- _WORK ORDER_: Keep images out and repeat all data exactly.

- _ENTRIES SUPPLIED_:
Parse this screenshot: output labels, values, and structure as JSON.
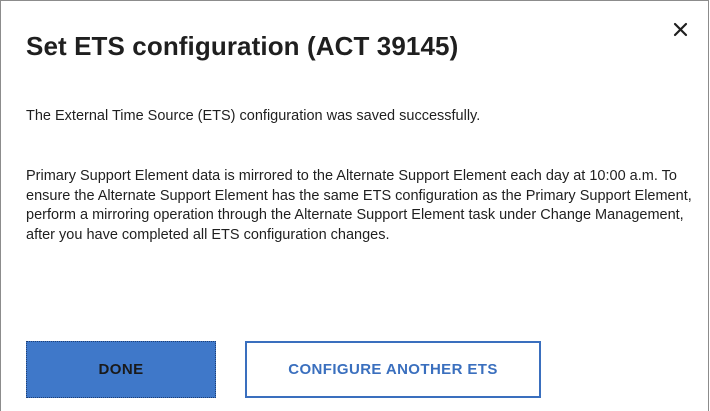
{
  "dialog": {
    "title": "Set ETS configuration (ACT 39145)",
    "close_icon": "close-icon",
    "success_message": "The External Time Source (ETS) configuration was saved successfully.",
    "info_paragraph": "Primary Support Element data is mirrored to the Alternate Support Element each day at 10:00 a.m. To ensure the Alternate Support Element has the same ETS configuration as the Primary Support Element, perform a mirroring operation through the Alternate Support Element task under Change Management, after you have completed all ETS configuration changes.",
    "buttons": {
      "done_label": "DONE",
      "configure_another_label": "CONFIGURE ANOTHER ETS"
    }
  },
  "colors": {
    "primary_button_bg": "#3f78c9",
    "secondary_button_border": "#3a6fbe",
    "text": "#1f1f1f"
  }
}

- _WORKED SOLUTION_:
Parse this screenshot: output labels, values, and structure as JSON.
{
  "dialog": {
    "title": "Set ETS configuration (ACT 39145)",
    "close_icon": "close-icon",
    "success_message": "The External Time Source (ETS) configuration was saved successfully.",
    "info_paragraph": "Primary Support Element data is mirrored to the Alternate Support Element each day at 10:00 a.m. To ensure the Alternate Support Element has the same ETS configuration as the Primary Support Element, perform a mirroring operation through the Alternate Support Element task under Change Management, after you have completed all ETS configuration changes.",
    "buttons": {
      "done_label": "DONE",
      "configure_another_label": "CONFIGURE ANOTHER ETS"
    }
  },
  "colors": {
    "primary_button_bg": "#3f78c9",
    "secondary_button_border": "#3a6fbe",
    "text": "#1f1f1f"
  }
}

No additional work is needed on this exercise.